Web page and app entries
● ● ● ●
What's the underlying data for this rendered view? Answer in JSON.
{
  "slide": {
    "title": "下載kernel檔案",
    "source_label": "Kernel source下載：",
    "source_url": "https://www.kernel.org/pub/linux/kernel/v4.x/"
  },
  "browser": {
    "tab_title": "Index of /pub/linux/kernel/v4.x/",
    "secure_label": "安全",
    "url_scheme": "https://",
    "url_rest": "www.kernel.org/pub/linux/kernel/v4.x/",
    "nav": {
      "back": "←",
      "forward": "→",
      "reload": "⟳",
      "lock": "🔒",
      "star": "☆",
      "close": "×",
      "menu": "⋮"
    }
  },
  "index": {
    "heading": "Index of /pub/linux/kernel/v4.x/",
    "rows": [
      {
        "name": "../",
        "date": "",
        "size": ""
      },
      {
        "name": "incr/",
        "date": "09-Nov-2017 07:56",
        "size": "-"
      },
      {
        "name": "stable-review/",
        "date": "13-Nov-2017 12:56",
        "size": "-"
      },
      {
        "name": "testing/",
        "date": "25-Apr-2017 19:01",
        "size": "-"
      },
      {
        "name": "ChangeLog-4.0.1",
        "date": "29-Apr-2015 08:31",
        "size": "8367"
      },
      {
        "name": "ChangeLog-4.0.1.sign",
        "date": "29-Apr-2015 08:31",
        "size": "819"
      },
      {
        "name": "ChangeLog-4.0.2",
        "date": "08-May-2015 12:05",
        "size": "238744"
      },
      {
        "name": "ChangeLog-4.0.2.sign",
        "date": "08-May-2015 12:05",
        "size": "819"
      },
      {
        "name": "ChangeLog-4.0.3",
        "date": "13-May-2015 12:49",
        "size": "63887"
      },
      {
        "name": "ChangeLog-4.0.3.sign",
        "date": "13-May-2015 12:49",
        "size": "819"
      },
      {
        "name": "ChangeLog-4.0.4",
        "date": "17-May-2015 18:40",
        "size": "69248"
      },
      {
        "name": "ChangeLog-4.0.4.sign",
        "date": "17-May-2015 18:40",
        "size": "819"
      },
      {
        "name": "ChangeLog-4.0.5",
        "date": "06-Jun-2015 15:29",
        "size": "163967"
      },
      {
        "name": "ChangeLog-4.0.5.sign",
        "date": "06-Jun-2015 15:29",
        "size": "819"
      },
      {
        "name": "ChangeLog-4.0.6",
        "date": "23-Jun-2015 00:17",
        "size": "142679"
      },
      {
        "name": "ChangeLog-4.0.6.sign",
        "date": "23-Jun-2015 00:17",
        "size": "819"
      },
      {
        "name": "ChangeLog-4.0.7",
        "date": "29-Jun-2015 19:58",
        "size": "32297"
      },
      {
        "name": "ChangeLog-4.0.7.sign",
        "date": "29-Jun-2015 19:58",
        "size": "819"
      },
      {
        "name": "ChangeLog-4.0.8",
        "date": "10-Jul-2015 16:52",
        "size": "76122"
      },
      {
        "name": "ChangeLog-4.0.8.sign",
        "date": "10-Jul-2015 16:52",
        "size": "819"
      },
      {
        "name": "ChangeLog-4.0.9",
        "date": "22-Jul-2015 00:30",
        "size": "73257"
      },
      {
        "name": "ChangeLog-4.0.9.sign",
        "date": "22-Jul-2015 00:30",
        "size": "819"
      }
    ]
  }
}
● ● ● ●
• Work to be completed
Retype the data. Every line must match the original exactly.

• Response
What's the underlying data for this rendered view? Answer in JSON.
{
  "slide": {
    "title": "下載kernel檔案",
    "source_label": "Kernel source下載：",
    "source_url": "https://www.kernel.org/pub/linux/kernel/v4.x/"
  },
  "browser": {
    "tab_title": "Index of /pub/linux/kernel/v4.x/",
    "secure_label": "安全",
    "url_scheme": "https://",
    "url_rest": "www.kernel.org/pub/linux/kernel/v4.x/",
    "nav": {
      "back": "←",
      "forward": "→",
      "reload": "⟳",
      "lock": "🔒",
      "star": "☆",
      "close": "×",
      "menu": "⋮"
    }
  },
  "index": {
    "heading": "Index of /pub/linux/kernel/v4.x/",
    "rows": [
      {
        "name": "../",
        "date": "",
        "size": ""
      },
      {
        "name": "incr/",
        "date": "09-Nov-2017 07:56",
        "size": "-"
      },
      {
        "name": "stable-review/",
        "date": "13-Nov-2017 12:56",
        "size": "-"
      },
      {
        "name": "testing/",
        "date": "25-Apr-2017 19:01",
        "size": "-"
      },
      {
        "name": "ChangeLog-4.0.1",
        "date": "29-Apr-2015 08:31",
        "size": "8367"
      },
      {
        "name": "ChangeLog-4.0.1.sign",
        "date": "29-Apr-2015 08:31",
        "size": "819"
      },
      {
        "name": "ChangeLog-4.0.2",
        "date": "08-May-2015 12:05",
        "size": "238744"
      },
      {
        "name": "ChangeLog-4.0.2.sign",
        "date": "08-May-2015 12:05",
        "size": "819"
      },
      {
        "name": "ChangeLog-4.0.3",
        "date": "13-May-2015 12:49",
        "size": "63887"
      },
      {
        "name": "ChangeLog-4.0.3.sign",
        "date": "13-May-2015 12:49",
        "size": "819"
      },
      {
        "name": "ChangeLog-4.0.4",
        "date": "17-May-2015 18:40",
        "size": "69248"
      },
      {
        "name": "ChangeLog-4.0.4.sign",
        "date": "17-May-2015 18:40",
        "size": "819"
      },
      {
        "name": "ChangeLog-4.0.5",
        "date": "06-Jun-2015 15:29",
        "size": "163967"
      },
      {
        "name": "ChangeLog-4.0.5.sign",
        "date": "06-Jun-2015 15:29",
        "size": "819"
      },
      {
        "name": "ChangeLog-4.0.6",
        "date": "23-Jun-2015 00:17",
        "size": "142679"
      },
      {
        "name": "ChangeLog-4.0.6.sign",
        "date": "23-Jun-2015 00:17",
        "size": "819"
      },
      {
        "name": "ChangeLog-4.0.7",
        "date": "29-Jun-2015 19:58",
        "size": "32297"
      },
      {
        "name": "ChangeLog-4.0.7.sign",
        "date": "29-Jun-2015 19:58",
        "size": "819"
      },
      {
        "name": "ChangeLog-4.0.8",
        "date": "10-Jul-2015 16:52",
        "size": "76122"
      },
      {
        "name": "ChangeLog-4.0.8.sign",
        "date": "10-Jul-2015 16:52",
        "size": "819"
      },
      {
        "name": "ChangeLog-4.0.9",
        "date": "22-Jul-2015 00:30",
        "size": "73257"
      },
      {
        "name": "ChangeLog-4.0.9.sign",
        "date": "22-Jul-2015 00:30",
        "size": "819"
      }
    ]
  }
}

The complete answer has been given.